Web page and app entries
______________________________
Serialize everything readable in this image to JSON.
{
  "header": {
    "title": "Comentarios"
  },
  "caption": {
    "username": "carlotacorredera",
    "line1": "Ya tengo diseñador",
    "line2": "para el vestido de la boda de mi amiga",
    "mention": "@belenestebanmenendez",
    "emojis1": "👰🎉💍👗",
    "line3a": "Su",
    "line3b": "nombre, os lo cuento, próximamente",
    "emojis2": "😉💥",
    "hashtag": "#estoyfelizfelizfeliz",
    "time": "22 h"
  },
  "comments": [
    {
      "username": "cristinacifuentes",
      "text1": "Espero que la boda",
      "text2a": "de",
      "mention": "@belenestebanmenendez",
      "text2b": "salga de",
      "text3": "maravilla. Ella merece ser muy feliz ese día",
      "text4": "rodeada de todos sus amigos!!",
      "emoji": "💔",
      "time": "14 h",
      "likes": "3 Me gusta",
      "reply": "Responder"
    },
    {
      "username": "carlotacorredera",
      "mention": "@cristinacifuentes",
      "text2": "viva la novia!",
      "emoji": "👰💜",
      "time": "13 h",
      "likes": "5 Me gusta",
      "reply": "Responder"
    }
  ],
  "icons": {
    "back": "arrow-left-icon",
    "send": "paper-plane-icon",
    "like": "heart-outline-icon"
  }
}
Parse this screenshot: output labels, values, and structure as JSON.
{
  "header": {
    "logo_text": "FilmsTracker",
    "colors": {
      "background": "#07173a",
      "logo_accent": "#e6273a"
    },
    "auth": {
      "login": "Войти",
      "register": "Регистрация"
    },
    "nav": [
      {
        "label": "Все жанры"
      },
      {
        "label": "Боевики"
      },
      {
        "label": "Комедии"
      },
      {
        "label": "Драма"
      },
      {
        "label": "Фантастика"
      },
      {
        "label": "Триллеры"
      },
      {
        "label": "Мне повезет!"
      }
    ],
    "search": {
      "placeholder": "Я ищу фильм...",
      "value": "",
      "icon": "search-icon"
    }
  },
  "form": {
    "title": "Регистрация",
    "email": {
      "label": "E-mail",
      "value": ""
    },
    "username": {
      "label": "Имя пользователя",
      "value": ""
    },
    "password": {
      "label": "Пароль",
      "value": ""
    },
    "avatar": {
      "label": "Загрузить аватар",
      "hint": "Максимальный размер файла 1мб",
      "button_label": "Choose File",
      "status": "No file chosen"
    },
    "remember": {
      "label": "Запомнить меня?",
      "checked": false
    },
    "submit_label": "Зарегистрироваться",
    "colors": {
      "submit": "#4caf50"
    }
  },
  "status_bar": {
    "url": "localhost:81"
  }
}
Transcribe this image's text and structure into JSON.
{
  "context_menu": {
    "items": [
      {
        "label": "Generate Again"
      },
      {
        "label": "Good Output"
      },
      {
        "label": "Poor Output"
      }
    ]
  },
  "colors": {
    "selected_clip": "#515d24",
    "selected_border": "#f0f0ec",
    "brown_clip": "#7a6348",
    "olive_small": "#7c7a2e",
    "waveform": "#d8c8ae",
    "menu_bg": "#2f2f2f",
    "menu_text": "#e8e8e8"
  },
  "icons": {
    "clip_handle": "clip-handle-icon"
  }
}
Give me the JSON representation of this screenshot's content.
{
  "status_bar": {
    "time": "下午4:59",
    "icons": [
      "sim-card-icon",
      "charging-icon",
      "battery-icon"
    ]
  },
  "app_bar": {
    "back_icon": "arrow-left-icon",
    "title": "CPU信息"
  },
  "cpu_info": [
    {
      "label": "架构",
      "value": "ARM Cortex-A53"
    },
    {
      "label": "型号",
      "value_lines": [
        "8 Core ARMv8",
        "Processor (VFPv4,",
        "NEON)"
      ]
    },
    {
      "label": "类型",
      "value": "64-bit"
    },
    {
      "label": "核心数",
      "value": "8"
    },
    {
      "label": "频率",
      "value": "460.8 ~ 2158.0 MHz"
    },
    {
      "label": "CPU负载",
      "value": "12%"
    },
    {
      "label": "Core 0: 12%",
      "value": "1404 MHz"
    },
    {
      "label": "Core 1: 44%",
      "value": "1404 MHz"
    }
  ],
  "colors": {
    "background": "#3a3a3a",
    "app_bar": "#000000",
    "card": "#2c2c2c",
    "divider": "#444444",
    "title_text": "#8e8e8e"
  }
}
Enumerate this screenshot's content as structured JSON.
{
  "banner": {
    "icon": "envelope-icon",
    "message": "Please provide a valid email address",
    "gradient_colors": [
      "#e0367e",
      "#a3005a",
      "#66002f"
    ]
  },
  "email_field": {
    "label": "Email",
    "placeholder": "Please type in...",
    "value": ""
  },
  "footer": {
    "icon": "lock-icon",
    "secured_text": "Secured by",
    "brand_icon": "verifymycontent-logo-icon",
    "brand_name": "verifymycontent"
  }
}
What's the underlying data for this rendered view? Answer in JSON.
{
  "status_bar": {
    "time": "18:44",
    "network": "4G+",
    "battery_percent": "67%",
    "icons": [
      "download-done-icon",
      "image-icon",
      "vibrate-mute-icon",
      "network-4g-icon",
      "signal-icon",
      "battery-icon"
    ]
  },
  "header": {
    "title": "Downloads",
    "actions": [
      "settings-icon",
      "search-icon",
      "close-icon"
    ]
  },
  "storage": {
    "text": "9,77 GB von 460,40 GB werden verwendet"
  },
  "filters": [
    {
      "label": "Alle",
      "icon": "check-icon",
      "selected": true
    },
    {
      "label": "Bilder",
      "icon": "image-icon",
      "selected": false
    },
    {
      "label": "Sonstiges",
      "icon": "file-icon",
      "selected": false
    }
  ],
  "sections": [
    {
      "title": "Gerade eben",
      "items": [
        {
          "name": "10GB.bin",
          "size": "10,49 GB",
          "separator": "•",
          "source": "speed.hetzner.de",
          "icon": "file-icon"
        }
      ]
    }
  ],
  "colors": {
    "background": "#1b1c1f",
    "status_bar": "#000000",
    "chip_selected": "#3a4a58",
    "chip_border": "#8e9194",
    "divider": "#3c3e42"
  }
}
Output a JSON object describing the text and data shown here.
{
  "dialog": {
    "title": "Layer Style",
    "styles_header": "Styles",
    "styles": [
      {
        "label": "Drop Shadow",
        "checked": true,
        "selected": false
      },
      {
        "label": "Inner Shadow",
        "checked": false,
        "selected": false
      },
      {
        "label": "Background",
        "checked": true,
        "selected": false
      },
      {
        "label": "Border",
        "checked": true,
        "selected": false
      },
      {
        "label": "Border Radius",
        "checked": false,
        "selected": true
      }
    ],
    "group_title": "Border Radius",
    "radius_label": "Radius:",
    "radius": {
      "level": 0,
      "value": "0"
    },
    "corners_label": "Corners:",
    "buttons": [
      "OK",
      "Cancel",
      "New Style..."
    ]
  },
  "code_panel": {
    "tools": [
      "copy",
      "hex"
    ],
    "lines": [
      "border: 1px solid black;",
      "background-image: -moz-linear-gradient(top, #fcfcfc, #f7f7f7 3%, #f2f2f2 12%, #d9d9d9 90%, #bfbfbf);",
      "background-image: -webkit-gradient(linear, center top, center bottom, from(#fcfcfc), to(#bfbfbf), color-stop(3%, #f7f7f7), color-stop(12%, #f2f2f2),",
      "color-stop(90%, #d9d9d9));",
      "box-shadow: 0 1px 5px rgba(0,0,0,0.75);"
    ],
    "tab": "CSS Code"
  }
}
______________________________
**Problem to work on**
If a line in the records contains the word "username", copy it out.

**Problem solution**
    "username": "carlotacorredera",
      "username": "cristinacifuentes",
      "username": "carlotacorredera",
    "username": {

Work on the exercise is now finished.